> _Work to be completed_
Every entry should appear in your answer exactly as it does here.

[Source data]
● ● ● ● ● ● ●
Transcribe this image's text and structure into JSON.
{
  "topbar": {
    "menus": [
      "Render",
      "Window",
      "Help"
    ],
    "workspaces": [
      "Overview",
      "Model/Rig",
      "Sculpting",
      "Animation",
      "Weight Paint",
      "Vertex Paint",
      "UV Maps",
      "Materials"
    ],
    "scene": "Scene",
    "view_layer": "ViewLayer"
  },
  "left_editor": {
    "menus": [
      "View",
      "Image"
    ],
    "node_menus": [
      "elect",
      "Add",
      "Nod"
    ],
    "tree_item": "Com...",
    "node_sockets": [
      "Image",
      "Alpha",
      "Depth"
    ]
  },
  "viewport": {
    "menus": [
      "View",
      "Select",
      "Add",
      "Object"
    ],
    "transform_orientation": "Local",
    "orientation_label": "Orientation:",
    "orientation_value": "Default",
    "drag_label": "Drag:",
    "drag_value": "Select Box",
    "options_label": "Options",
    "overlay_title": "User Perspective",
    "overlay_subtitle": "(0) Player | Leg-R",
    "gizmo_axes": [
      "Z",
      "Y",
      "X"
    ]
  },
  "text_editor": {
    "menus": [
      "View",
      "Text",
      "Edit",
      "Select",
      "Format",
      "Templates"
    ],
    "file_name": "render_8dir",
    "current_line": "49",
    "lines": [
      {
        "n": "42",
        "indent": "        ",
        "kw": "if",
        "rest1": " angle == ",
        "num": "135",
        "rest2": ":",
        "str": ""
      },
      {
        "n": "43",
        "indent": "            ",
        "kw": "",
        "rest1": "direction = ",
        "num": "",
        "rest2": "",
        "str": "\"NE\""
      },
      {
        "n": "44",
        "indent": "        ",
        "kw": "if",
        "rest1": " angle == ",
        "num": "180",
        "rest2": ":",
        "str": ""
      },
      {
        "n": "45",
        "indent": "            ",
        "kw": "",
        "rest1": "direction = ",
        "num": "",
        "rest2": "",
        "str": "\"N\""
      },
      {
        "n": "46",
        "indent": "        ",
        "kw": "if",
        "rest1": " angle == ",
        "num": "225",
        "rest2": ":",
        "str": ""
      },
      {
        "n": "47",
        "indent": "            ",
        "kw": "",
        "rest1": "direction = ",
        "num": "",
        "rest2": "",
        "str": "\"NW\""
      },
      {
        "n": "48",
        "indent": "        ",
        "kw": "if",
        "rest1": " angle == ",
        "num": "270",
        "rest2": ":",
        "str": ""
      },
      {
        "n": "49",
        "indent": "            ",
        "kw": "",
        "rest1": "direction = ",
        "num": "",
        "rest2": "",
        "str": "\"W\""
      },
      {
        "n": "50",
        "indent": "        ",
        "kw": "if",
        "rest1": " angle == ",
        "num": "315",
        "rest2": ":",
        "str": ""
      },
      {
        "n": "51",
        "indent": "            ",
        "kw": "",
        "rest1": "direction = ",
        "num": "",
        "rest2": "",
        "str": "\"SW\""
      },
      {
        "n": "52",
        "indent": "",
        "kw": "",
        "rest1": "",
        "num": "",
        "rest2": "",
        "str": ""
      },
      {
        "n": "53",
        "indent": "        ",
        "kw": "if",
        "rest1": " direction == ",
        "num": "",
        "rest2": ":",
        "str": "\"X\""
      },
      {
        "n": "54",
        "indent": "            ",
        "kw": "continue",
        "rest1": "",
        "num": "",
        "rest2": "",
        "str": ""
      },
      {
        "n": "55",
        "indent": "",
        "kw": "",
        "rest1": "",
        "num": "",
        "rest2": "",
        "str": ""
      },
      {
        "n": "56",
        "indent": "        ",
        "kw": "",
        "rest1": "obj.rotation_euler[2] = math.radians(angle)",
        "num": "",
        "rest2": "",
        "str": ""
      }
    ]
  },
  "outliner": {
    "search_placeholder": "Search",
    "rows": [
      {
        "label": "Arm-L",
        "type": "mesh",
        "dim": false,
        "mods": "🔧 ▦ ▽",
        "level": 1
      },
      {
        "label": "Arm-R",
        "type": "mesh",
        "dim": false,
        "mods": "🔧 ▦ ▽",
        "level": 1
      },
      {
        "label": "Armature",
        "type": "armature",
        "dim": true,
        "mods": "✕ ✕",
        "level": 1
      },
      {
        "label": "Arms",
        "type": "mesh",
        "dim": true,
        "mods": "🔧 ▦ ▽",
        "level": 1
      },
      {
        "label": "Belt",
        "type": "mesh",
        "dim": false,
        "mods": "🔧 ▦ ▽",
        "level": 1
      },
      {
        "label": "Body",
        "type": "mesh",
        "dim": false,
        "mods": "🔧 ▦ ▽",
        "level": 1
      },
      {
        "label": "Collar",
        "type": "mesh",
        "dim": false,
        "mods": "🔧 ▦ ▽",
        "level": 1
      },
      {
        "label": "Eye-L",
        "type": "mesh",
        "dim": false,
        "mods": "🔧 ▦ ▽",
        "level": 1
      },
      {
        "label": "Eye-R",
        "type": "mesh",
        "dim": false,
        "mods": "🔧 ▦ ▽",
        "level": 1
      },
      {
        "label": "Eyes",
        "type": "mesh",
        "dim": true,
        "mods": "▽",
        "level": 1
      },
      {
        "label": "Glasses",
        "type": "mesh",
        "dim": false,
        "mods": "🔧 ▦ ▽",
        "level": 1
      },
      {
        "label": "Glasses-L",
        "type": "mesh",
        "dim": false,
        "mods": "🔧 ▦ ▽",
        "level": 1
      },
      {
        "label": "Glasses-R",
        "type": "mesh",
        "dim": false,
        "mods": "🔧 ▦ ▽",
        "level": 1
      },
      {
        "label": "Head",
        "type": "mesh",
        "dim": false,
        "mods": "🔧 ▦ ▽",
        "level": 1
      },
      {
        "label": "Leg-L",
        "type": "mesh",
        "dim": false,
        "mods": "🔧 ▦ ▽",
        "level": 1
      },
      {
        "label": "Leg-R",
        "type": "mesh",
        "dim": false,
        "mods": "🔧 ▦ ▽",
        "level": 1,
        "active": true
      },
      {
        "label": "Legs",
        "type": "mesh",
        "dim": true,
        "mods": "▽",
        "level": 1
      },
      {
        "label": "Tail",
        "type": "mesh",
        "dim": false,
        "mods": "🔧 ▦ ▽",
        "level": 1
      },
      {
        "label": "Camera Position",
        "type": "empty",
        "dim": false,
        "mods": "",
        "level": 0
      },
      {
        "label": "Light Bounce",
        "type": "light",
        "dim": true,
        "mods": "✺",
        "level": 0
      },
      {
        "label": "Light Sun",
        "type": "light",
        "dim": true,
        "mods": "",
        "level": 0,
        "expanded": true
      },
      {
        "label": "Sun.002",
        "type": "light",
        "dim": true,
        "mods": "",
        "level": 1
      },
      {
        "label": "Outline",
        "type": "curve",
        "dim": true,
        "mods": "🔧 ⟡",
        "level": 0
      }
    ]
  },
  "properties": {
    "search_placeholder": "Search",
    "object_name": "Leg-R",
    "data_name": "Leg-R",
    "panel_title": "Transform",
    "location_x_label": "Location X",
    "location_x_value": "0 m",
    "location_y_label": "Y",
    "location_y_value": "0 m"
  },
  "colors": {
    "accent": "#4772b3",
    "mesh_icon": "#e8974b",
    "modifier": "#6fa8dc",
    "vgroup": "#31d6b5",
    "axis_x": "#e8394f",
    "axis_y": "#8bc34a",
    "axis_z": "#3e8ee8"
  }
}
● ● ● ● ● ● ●
> _Solution to the exercise_
Transcribe this image's text and structure into JSON.
{
  "topbar": {
    "menus": [
      "Render",
      "Window",
      "Help"
    ],
    "workspaces": [
      "Overview",
      "Model/Rig",
      "Sculpting",
      "Animation",
      "Weight Paint",
      "Vertex Paint",
      "UV Maps",
      "Materials"
    ],
    "scene": "Scene",
    "view_layer": "ViewLayer"
  },
  "left_editor": {
    "menus": [
      "View",
      "Image"
    ],
    "node_menus": [
      "elect",
      "Add",
      "Nod"
    ],
    "tree_item": "Com...",
    "node_sockets": [
      "Image",
      "Alpha",
      "Depth"
    ]
  },
  "viewport": {
    "menus": [
      "View",
      "Select",
      "Add",
      "Object"
    ],
    "transform_orientation": "Local",
    "orientation_label": "Orientation:",
    "orientation_value": "Default",
    "drag_label": "Drag:",
    "drag_value": "Select Box",
    "options_label": "Options",
    "overlay_title": "User Perspective",
    "overlay_subtitle": "(0) Player | Leg-R",
    "gizmo_axes": [
      "Z",
      "Y",
      "X"
    ]
  },
  "text_editor": {
    "menus": [
      "View",
      "Text",
      "Edit",
      "Select",
      "Format",
      "Templates"
    ],
    "file_name": "render_8dir",
    "current_line": "49",
    "lines": [
      {
        "n": "42",
        "indent": "        ",
        "kw": "if",
        "rest1": " angle == ",
        "num": "135",
        "rest2": ":",
        "str": ""
      },
      {
        "n": "43",
        "indent": "            ",
        "kw": "",
        "rest1": "direction = ",
        "num": "",
        "rest2": "",
        "str": "\"NE\""
      },
      {
        "n": "44",
        "indent": "        ",
        "kw": "if",
        "rest1": " angle == ",
        "num": "180",
        "rest2": ":",
        "str": ""
      },
      {
        "n": "45",
        "indent": "            ",
        "kw": "",
        "rest1": "direction = ",
        "num": "",
        "rest2": "",
        "str": "\"N\""
      },
      {
        "n": "46",
        "indent": "        ",
        "kw": "if",
        "rest1": " angle == ",
        "num": "225",
        "rest2": ":",
        "str": ""
      },
      {
        "n": "47",
        "indent": "            ",
        "kw": "",
        "rest1": "direction = ",
        "num": "",
        "rest2": "",
        "str": "\"NW\""
      },
      {
        "n": "48",
        "indent": "        ",
        "kw": "if",
        "rest1": " angle == ",
        "num": "270",
        "rest2": ":",
        "str": ""
      },
      {
        "n": "49",
        "indent": "            ",
        "kw": "",
        "rest1": "direction = ",
        "num": "",
        "rest2": "",
        "str": "\"W\""
      },
      {
        "n": "50",
        "indent": "        ",
        "kw": "if",
        "rest1": " angle == ",
        "num": "315",
        "rest2": ":",
        "str": ""
      },
      {
        "n": "51",
        "indent": "            ",
        "kw": "",
        "rest1": "direction = ",
        "num": "",
        "rest2": "",
        "str": "\"SW\""
      },
      {
        "n": "52",
        "indent": "",
        "kw": "",
        "rest1": "",
        "num": "",
        "rest2": "",
        "str": ""
      },
      {
        "n": "53",
        "indent": "        ",
        "kw": "if",
        "rest1": " direction == ",
        "num": "",
        "rest2": ":",
        "str": "\"X\""
      },
      {
        "n": "54",
        "indent": "            ",
        "kw": "continue",
        "rest1": "",
        "num": "",
        "rest2": "",
        "str": ""
      },
      {
        "n": "55",
        "indent": "",
        "kw": "",
        "rest1": "",
        "num": "",
        "rest2": "",
        "str": ""
      },
      {
        "n": "56",
        "indent": "        ",
        "kw": "",
        "rest1": "obj.rotation_euler[2] = math.radians(angle)",
        "num": "",
        "rest2": "",
        "str": ""
      }
    ]
  },
  "outliner": {
    "search_placeholder": "Search",
    "rows": [
      {
        "label": "Arm-L",
        "type": "mesh",
        "dim": false,
        "mods": "🔧 ▦ ▽",
        "level": 1
      },
      {
        "label": "Arm-R",
        "type": "mesh",
        "dim": false,
        "mods": "🔧 ▦ ▽",
        "level": 1
      },
      {
        "label": "Armature",
        "type": "armature",
        "dim": true,
        "mods": "✕ ✕",
        "level": 1
      },
      {
        "label": "Arms",
        "type": "mesh",
        "dim": true,
        "mods": "🔧 ▦ ▽",
        "level": 1
      },
      {
        "label": "Belt",
        "type": "mesh",
        "dim": false,
        "mods": "🔧 ▦ ▽",
        "level": 1
      },
      {
        "label": "Body",
        "type": "mesh",
        "dim": false,
        "mods": "🔧 ▦ ▽",
        "level": 1
      },
      {
        "label": "Collar",
        "type": "mesh",
        "dim": false,
        "mods": "🔧 ▦ ▽",
        "level": 1
      },
      {
        "label": "Eye-L",
        "type": "mesh",
        "dim": false,
        "mods": "🔧 ▦ ▽",
        "level": 1
      },
      {
        "label": "Eye-R",
        "type": "mesh",
        "dim": false,
        "mods": "🔧 ▦ ▽",
        "level": 1
      },
      {
        "label": "Eyes",
        "type": "mesh",
        "dim": true,
        "mods": "▽",
        "level": 1
      },
      {
        "label": "Glasses",
        "type": "mesh",
        "dim": false,
        "mods": "🔧 ▦ ▽",
        "level": 1
      },
      {
        "label": "Glasses-L",
        "type": "mesh",
        "dim": false,
        "mods": "🔧 ▦ ▽",
        "level": 1
      },
      {
        "label": "Glasses-R",
        "type": "mesh",
        "dim": false,
        "mods": "🔧 ▦ ▽",
        "level": 1
      },
      {
        "label": "Head",
        "type": "mesh",
        "dim": false,
        "mods": "🔧 ▦ ▽",
        "level": 1
      },
      {
        "label": "Leg-L",
        "type": "mesh",
        "dim": false,
        "mods": "🔧 ▦ ▽",
        "level": 1
      },
      {
        "label": "Leg-R",
        "type": "mesh",
        "dim": false,
        "mods": "🔧 ▦ ▽",
        "level": 1,
        "active": true
      },
      {
        "label": "Legs",
        "type": "mesh",
        "dim": true,
        "mods": "▽",
        "level": 1
      },
      {
        "label": "Tail",
        "type": "mesh",
        "dim": false,
        "mods": "🔧 ▦ ▽",
        "level": 1
      },
      {
        "label": "Camera Position",
        "type": "empty",
        "dim": false,
        "mods": "",
        "level": 0
      },
      {
        "label": "Light Bounce",
        "type": "light",
        "dim": true,
        "mods": "✺",
        "level": 0
      },
      {
        "label": "Light Sun",
        "type": "light",
        "dim": true,
        "mods": "",
        "level": 0,
        "expanded": true
      },
      {
        "label": "Sun.002",
        "type": "light",
        "dim": true,
        "mods": "",
        "level": 1
      },
      {
        "label": "Outline",
        "type": "curve",
        "dim": true,
        "mods": "🔧 ⟡",
        "level": 0
      }
    ]
  },
  "properties": {
    "search_placeholder": "Search",
    "object_name": "Leg-R",
    "data_name": "Leg-R",
    "panel_title": "Transform",
    "location_x_label": "Location X",
    "location_x_value": "0 m",
    "location_y_label": "Y",
    "location_y_value": "0 m"
  },
  "colors": {
    "accent": "#4772b3",
    "mesh_icon": "#e8974b",
    "modifier": "#6fa8dc",
    "vgroup": "#31d6b5",
    "axis_x": "#e8394f",
    "axis_y": "#8bc34a",
    "axis_z": "#3e8ee8"
  }
}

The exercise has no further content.